The World Bank has urged the country’s policymakers to find lasting solutions to the economy’s continued episodes of “boom and bust”—alternate periods of high and low levels of economic growth.
World Bank country manager Laura Kullenberg expressed the sentiments at Sunbird Nkopola Lodge in Mangochi on Thursday at the start of a three-day Institute of Chartered Accountants in Malawi (Icam) Annual Lake Conference.
She said Malawi has suffered repeated episodes of growth followed by backsliding in recent years, adding that this cycle seems to repeat itself.
Kullenberg cited the most recent solid economic growth in 2014, which was driven by agriculture, information and communication technology (ICT) and trade.
She said at the beginning of 2015, prospects looked good only for the country’s economy to go into reverse gear due to a number of factors.
“Back-to-back weather shocks both floods and drought and continued macroeconomic instability have taken a toll on the economy. We now project a considerable slowing in the rate of gross domestic product (GDP) growth for 2015,” she said.
Kullenberg said Malawi is facing a large fiscal deficit, persistently high inflation rate, an unstable exchange rate and high lending rates, which continue to threaten growth and improved performance of the economy.

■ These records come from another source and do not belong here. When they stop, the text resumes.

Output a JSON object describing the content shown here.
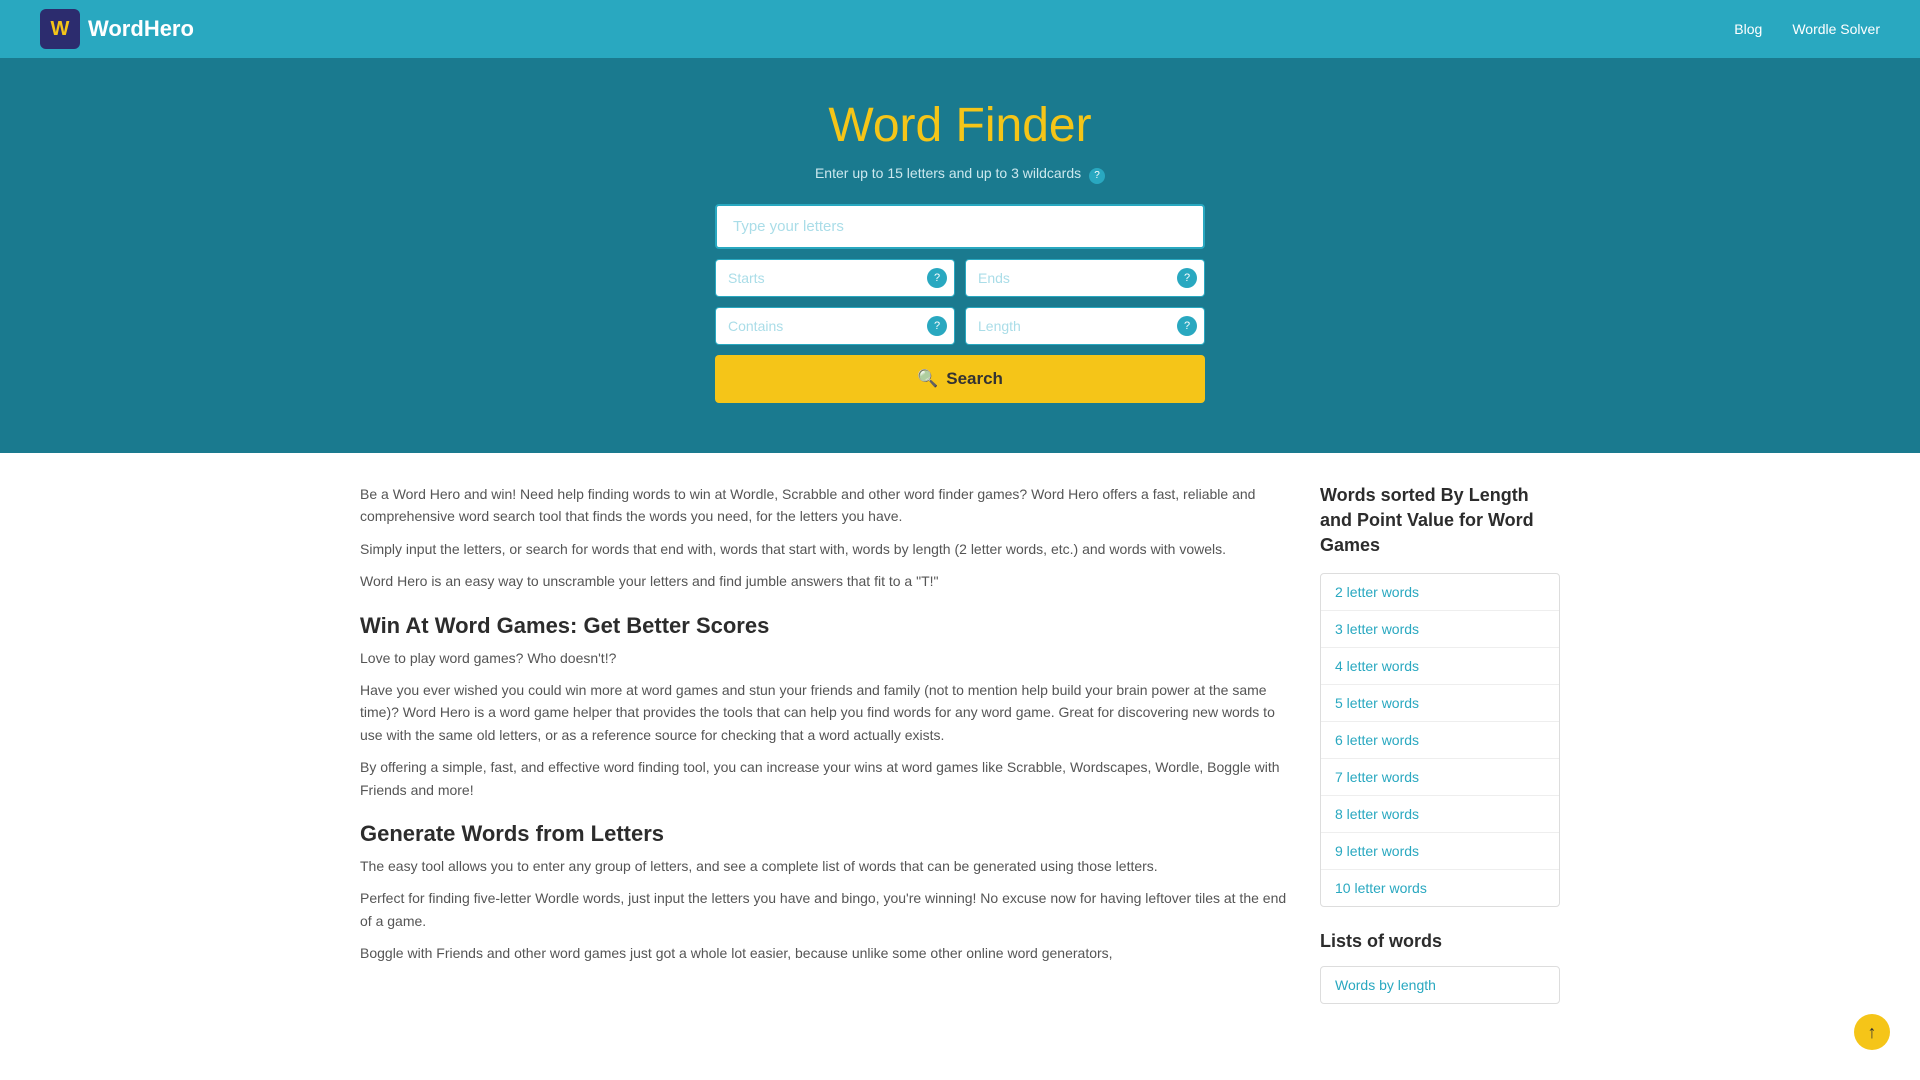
{
  "header": {
    "logo_text_part1": "Word",
    "logo_text_part2": "Hero",
    "logo_icon_letter": "W",
    "nav": {
      "blog_label": "Blog",
      "wordle_solver_label": "Wordle Solver"
    }
  },
  "hero": {
    "title_part1": "Word ",
    "title_part2": "Finder",
    "subtitle": "Enter up to 15 letters and up to 3 wildcards",
    "help_label": "?",
    "main_input_placeholder": "Type your letters",
    "starts_placeholder": "Starts",
    "ends_placeholder": "Ends",
    "contains_placeholder": "Contains",
    "length_placeholder": "Length",
    "search_button_label": "Search"
  },
  "content": {
    "intro1": "Be a Word Hero and win! Need help finding words to win at Wordle, Scrabble and other word finder games? Word Hero offers a fast, reliable and comprehensive word search tool that finds the words you need, for the letters you have.",
    "intro2": "Simply input the letters, or search for words that end with, words that start with, words by length (2 letter words, etc.) and words with vowels.",
    "intro3": "Word Hero is an easy way to unscramble your letters and find jumble answers that fit to a \"T!\"",
    "section1_heading": "Win At Word Games: Get Better Scores",
    "section1_para1": "Love to play word games? Who doesn't!?",
    "section1_para2": "Have you ever wished you could win more at word games and stun your friends and family (not to mention help build your brain power at the same time)? Word Hero is a word game helper that provides the tools that can help you find words for any word game. Great for discovering new words to use with the same old letters, or as a reference source for checking that a word actually exists.",
    "section1_para3": "By offering a simple, fast, and effective word finding tool, you can increase your wins at word games like Scrabble, Wordscapes, Wordle, Boggle with Friends and more!",
    "section2_heading": "Generate Words from Letters",
    "section2_para1": "The easy tool allows you to enter any group of letters, and see a complete list of words that can be generated using those letters.",
    "section2_para2": "Perfect for finding five-letter Wordle words, just input the letters you have and bingo, you're winning! No excuse now for having leftover tiles at the end of a game.",
    "section2_para3": "Boggle with Friends and other word games just got a whole lot easier, because unlike some other online word generators,"
  },
  "sidebar": {
    "words_by_length_heading": "Words sorted By Length and Point Value for Word Games",
    "word_length_links": [
      "2 letter words",
      "3 letter words",
      "4 letter words",
      "5 letter words",
      "6 letter words",
      "7 letter words",
      "8 letter words",
      "9 letter words",
      "10 letter words"
    ],
    "lists_heading": "Lists of words",
    "lists_links": [
      "Words by length"
    ]
  },
  "scroll_top": {
    "icon": "↑"
  }
}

She said: “This current downturn in growth contrasts with the fact that there were some years in the last decade when the country achieved very high growth rates, in particular the years between 2006 and 2010. So, the question is then, what has continued to undermine economic transformation and what has driven periods of high performance?
“When we look at the period between 2006 and 2010, when the average annual GDP growth was as high as seven percent, we can attribute this to a combination of several factors, primarily a stable macroeconomic environment and, in particular, fiscal discipline, coupled with favourable weather conditions and good harvests, all of which were supported by large inflows of foreign aid. A ‘vicious cycle’ if you will.”
Kullenberg, however, said these cycles of success tend to be followed by the opposite phenomena of macroeconomic policy reversals, weather shocks, which deeply disrupt an economy concentrated on rain-fed agriculture and a few primary commodities, ineffective management of public finances and eruption of corruption scandals and an unpredictable and episodic foreign financing.
She urged policymakers to think of long-term vision “built on a strong and broad national consensus and shared commitment to priorities that can be sustained over time, beyond electoral cycles”.
On his part, Icam president Chiwemi Chihana said “time for fault-finding” is over and that Malawians need to find solutions to problems that have rocked the economy.
“We need to seize the opportunities that are there so that we can develop. We cannot continue to blame government. We must do something for our country,” he said.
The Icam conference brought together about 500 delegates and was held under the theme Transforming Economic Fortunes: Seizing Opportunities Within Malawi and the African Region.